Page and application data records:
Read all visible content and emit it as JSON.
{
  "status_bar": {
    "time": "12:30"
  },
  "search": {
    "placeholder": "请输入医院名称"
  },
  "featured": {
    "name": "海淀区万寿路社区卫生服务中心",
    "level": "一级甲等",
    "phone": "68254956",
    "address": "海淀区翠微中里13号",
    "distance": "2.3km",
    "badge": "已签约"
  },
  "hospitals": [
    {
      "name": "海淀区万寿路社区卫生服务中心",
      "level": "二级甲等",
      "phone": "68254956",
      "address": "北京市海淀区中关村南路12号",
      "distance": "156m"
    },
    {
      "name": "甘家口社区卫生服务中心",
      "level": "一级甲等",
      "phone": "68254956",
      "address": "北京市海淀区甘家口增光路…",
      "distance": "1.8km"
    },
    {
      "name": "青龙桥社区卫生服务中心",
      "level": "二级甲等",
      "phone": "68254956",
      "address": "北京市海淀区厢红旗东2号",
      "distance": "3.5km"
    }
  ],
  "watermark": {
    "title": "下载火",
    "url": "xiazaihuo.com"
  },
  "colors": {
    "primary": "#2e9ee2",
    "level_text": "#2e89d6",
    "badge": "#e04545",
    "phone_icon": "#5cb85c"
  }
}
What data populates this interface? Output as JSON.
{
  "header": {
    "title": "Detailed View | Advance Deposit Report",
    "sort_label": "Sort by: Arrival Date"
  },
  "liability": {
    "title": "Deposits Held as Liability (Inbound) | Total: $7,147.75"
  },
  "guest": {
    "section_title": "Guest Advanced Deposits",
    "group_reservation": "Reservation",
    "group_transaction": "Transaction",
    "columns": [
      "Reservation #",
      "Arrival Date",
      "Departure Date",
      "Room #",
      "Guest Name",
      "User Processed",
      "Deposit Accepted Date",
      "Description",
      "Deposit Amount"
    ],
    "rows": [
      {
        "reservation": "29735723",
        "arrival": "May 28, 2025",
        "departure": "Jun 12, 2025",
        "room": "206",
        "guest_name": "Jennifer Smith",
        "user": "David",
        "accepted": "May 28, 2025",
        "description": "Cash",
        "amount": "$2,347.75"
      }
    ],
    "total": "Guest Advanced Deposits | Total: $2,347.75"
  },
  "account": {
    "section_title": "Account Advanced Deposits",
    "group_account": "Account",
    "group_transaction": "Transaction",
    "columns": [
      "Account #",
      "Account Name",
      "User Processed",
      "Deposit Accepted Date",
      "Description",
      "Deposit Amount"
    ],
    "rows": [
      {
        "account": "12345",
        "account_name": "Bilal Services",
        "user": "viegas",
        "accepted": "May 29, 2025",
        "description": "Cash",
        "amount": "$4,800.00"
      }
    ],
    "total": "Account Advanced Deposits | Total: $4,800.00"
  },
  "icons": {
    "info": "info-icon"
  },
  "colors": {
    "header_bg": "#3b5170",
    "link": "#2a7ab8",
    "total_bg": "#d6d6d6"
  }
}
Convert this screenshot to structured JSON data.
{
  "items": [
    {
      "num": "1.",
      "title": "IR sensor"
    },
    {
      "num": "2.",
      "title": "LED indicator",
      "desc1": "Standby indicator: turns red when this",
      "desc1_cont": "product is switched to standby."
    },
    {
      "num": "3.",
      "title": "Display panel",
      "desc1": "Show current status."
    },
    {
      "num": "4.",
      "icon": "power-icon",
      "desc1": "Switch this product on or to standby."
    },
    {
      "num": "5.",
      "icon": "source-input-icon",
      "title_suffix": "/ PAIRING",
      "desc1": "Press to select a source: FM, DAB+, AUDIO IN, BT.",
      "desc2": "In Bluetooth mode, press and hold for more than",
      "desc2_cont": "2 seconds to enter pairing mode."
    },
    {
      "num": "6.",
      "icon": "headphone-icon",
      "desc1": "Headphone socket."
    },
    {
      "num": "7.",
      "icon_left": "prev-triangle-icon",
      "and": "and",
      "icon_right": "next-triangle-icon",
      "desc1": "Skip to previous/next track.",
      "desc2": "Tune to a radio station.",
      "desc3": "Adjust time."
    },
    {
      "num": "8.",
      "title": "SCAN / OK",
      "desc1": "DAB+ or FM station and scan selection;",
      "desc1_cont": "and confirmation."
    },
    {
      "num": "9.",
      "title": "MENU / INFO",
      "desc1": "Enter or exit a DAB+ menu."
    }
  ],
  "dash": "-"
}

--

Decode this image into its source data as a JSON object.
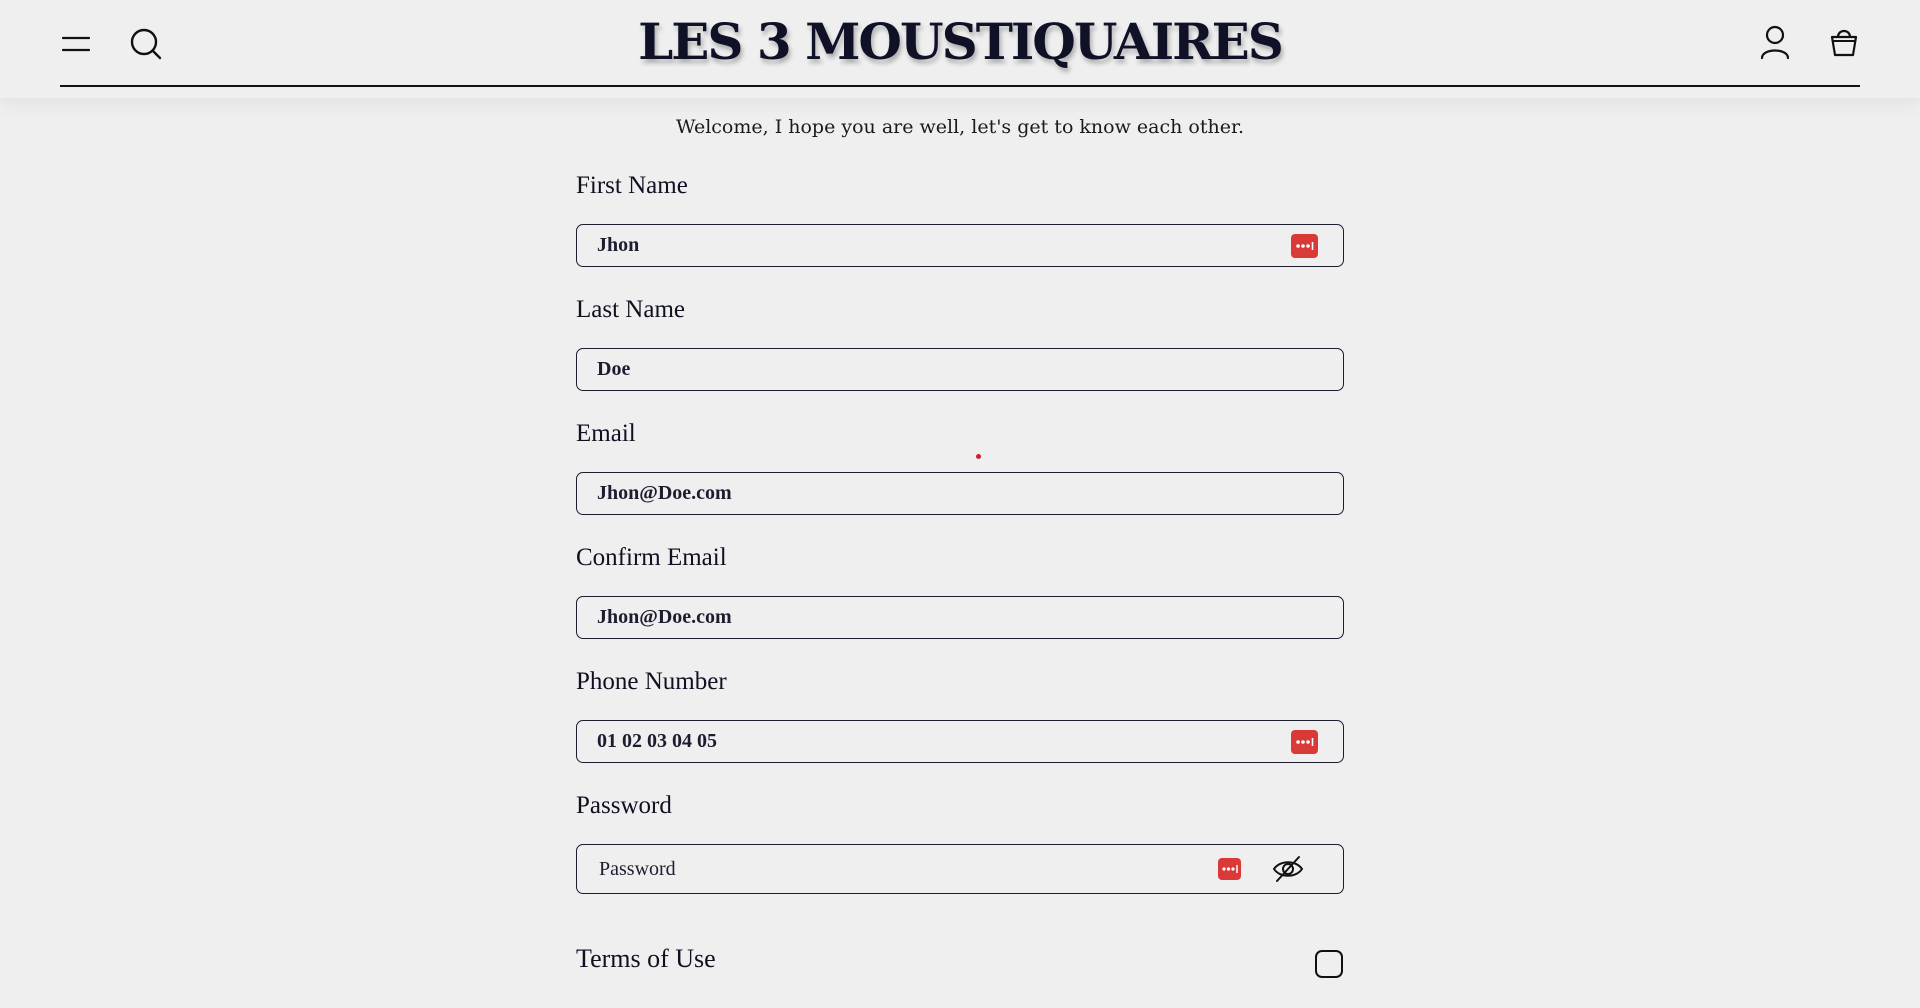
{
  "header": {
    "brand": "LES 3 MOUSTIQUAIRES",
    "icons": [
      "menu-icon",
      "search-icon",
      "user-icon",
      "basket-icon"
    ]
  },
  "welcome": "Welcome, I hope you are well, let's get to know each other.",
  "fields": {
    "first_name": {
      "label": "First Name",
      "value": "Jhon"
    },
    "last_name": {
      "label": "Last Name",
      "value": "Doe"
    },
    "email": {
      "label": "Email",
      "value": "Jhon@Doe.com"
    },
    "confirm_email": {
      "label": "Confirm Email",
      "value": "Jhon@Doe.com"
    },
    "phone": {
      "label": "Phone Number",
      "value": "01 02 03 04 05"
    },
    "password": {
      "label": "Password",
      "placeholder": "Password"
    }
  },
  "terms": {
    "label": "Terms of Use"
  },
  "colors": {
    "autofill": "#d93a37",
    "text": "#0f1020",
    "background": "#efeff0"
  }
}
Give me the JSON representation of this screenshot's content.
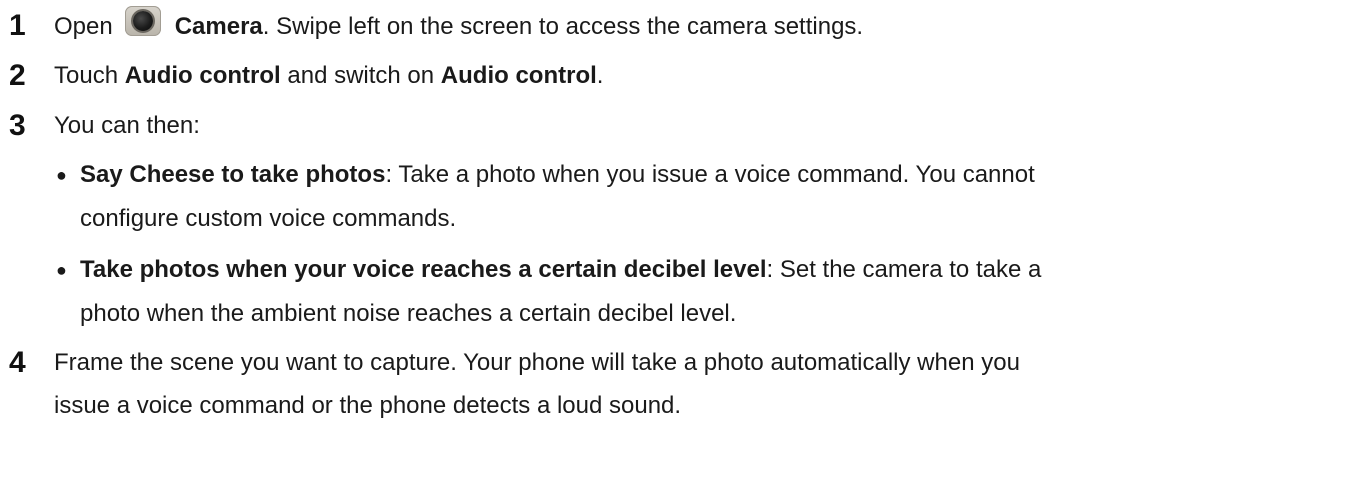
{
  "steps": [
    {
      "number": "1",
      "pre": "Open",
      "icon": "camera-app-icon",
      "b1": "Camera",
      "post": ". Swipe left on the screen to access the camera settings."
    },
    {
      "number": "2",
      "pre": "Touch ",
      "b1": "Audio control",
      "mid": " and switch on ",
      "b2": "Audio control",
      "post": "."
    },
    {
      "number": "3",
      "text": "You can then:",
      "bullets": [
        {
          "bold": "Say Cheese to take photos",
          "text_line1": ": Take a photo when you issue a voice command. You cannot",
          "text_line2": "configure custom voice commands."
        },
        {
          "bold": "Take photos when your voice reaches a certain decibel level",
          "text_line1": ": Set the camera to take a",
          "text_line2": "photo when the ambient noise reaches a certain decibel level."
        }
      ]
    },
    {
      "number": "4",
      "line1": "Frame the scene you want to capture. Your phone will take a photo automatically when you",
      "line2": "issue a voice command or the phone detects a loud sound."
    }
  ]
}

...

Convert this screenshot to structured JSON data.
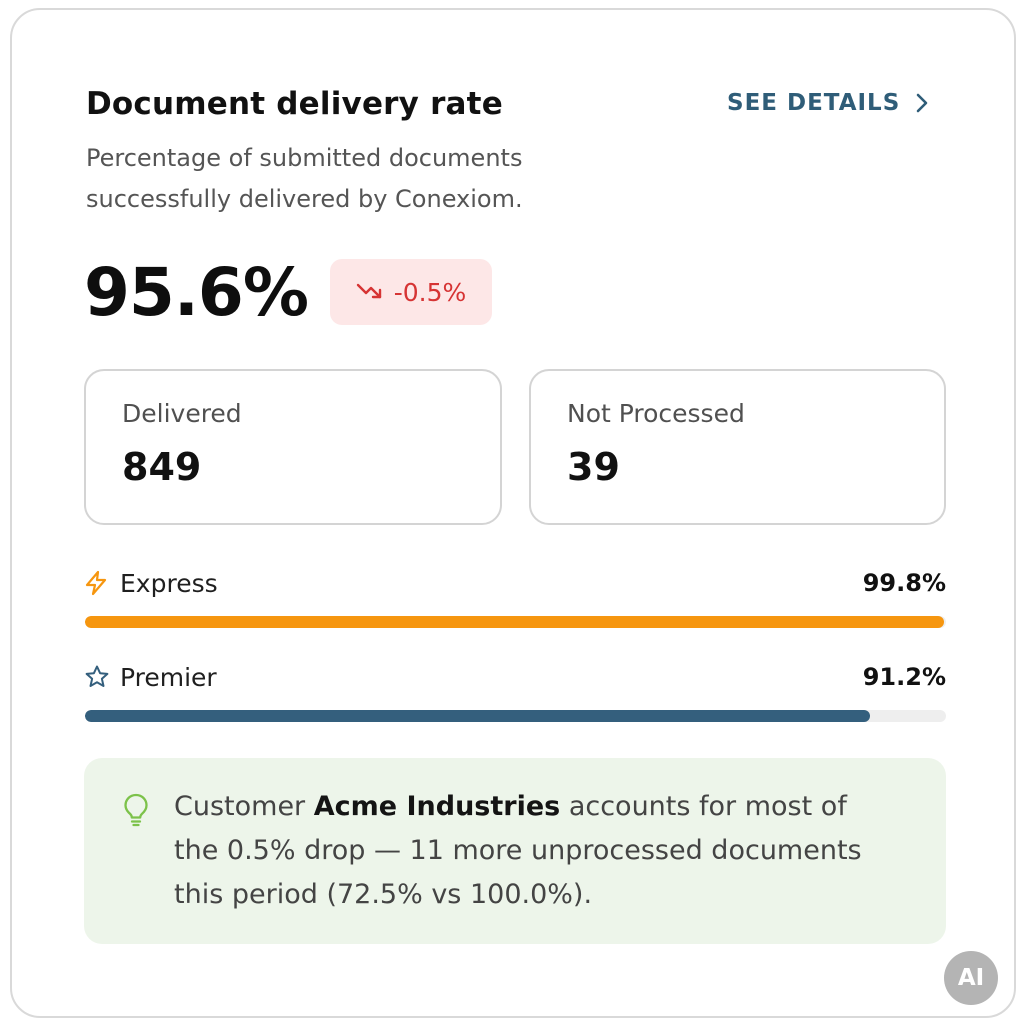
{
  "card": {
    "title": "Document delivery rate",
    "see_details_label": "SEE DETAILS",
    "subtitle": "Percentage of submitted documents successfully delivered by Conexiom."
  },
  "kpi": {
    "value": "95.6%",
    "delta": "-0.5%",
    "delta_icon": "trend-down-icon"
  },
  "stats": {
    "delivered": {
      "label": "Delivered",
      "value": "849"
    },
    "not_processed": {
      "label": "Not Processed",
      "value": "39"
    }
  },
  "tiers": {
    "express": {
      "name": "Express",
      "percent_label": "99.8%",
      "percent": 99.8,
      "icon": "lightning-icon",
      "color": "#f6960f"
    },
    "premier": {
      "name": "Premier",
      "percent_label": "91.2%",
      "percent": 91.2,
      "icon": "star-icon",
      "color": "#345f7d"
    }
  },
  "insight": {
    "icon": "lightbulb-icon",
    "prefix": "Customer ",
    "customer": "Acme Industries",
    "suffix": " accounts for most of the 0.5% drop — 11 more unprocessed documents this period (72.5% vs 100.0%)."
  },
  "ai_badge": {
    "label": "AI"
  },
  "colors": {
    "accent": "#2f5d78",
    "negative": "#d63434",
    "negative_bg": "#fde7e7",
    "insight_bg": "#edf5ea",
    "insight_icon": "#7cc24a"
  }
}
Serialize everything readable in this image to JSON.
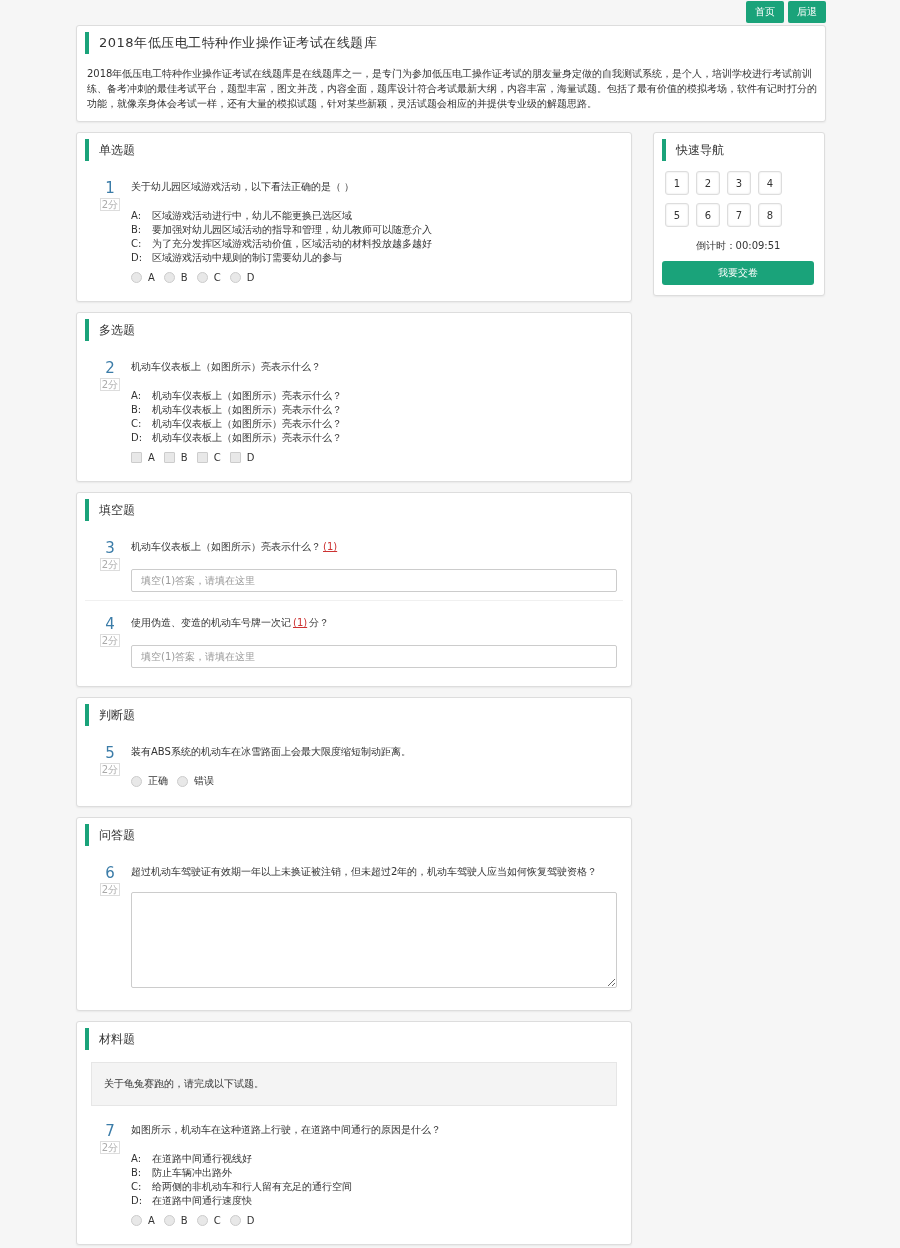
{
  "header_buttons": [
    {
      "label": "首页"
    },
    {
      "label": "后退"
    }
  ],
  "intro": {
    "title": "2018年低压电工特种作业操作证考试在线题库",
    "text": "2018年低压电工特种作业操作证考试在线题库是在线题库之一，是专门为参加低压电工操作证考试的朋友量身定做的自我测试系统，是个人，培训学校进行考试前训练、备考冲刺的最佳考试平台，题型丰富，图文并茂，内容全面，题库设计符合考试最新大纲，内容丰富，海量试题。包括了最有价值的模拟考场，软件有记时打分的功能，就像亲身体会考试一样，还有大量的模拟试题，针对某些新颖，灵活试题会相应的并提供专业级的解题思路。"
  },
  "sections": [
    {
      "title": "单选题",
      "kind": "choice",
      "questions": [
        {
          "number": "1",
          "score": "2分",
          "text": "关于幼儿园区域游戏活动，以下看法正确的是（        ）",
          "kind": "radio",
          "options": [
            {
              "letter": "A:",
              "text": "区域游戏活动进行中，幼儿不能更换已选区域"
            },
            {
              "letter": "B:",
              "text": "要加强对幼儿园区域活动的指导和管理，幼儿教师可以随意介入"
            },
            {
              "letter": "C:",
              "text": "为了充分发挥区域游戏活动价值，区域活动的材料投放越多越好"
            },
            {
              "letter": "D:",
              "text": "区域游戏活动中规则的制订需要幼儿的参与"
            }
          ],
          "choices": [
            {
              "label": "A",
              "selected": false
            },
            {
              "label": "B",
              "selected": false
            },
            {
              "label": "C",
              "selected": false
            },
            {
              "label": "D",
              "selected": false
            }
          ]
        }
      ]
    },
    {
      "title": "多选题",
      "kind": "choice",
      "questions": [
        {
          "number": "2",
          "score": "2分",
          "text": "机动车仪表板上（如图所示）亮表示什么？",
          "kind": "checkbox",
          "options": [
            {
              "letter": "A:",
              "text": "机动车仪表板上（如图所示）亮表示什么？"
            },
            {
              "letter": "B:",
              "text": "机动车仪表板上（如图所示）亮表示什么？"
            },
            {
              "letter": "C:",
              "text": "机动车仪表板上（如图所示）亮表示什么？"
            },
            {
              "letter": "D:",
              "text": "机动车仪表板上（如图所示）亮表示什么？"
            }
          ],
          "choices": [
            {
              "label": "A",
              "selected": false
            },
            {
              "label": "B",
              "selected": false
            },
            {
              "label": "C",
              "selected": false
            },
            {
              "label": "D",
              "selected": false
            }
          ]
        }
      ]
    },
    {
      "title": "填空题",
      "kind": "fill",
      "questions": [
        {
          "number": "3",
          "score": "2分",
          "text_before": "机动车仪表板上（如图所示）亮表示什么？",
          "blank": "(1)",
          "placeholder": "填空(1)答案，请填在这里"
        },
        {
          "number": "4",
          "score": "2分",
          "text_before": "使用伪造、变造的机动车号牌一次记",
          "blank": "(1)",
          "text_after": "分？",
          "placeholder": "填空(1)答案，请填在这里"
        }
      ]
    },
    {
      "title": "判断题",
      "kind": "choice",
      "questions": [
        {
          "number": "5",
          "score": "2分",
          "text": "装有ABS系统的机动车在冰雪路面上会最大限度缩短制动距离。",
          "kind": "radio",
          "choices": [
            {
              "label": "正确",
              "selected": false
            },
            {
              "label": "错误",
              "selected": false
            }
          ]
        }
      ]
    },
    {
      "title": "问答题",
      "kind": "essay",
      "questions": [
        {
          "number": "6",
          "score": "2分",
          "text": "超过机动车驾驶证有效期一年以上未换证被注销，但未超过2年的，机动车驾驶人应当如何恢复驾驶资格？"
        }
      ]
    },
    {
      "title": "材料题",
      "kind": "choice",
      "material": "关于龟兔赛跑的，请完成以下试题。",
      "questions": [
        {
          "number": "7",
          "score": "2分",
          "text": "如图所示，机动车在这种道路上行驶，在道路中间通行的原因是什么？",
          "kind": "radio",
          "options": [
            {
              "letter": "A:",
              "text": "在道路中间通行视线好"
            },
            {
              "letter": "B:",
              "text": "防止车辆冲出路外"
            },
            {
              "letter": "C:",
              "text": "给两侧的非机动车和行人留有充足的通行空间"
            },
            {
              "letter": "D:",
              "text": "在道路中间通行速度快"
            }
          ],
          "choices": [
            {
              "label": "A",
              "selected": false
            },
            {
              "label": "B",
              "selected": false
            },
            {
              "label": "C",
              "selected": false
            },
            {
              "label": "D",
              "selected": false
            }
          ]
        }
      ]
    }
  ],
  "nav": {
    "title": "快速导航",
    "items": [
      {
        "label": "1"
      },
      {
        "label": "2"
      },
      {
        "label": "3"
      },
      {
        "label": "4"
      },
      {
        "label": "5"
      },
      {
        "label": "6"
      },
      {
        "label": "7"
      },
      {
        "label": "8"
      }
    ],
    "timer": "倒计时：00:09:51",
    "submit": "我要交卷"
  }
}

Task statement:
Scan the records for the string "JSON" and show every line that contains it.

Task solution:
Read all visible content and emit it as JSON.
What data populates this interface? Output as JSON.
Convert this screenshot to structured JSON data.
Decode this image into its source data as a JSON object.
Give me the JSON representation of this screenshot's content.
Convert this screenshot to structured JSON data.
Serialize everything readable in this image to JSON.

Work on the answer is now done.